WHAT THE TASK REQUIRES: Using the entries below, say how many of the lines carry "icon". Write the number alone.

═══ THE DATA

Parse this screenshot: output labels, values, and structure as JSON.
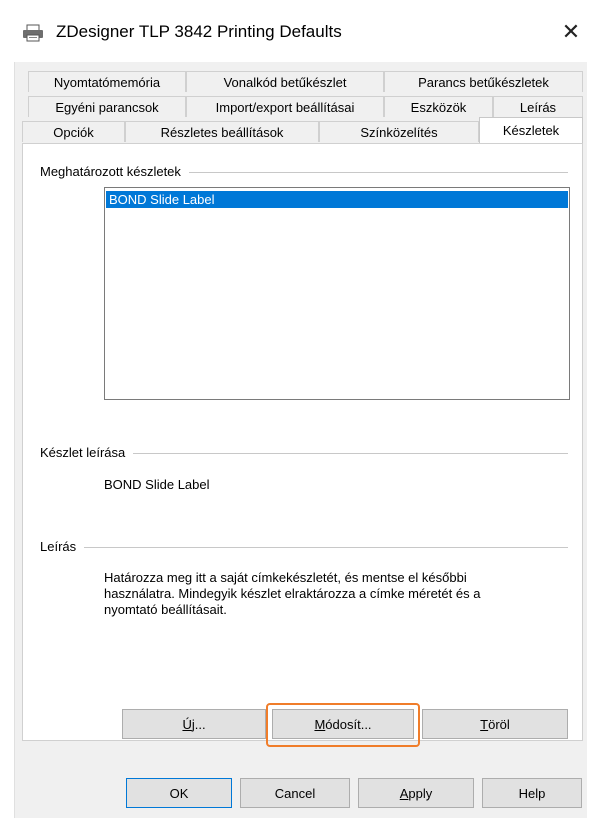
{
  "window": {
    "title": "ZDesigner TLP 3842 Printing Defaults",
    "close_icon": "close-icon",
    "printer_icon": "printer-icon"
  },
  "tabs": {
    "row1": [
      "Nyomtatómemória",
      "Vonalkód betűkészlet",
      "Parancs betűkészletek"
    ],
    "row2": [
      "Egyéni parancsok",
      "Import/export beállításai",
      "Eszközök",
      "Leírás"
    ],
    "row3": [
      "Opciók",
      "Részletes beállítások",
      "Színközelítés",
      "Készletek"
    ],
    "active": "Készletek"
  },
  "groups": {
    "defined_sets_label": "Meghatározott készletek",
    "set_description_label": "Készlet leírása",
    "description_label": "Leírás"
  },
  "listbox": {
    "items": [
      "BOND Slide Label"
    ],
    "selected": "BOND Slide Label"
  },
  "set_description_value": "BOND Slide Label",
  "description_text": [
    "Határozza meg itt a saját címkekészletét, és mentse el későbbi",
    "használatra. Mindegyik készlet elraktározza a címke méretét és a",
    "nyomtató beállításait."
  ],
  "panel_buttons": {
    "new": "Új...",
    "modify": "Módosít...",
    "delete": "Töröl"
  },
  "dialog_buttons": {
    "ok": "OK",
    "cancel": "Cancel",
    "apply": "Apply",
    "help": "Help"
  },
  "colors": {
    "selection": "#0078d7",
    "highlight_box": "#f07d2a"
  }
}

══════

RESPONSE BELOW: 2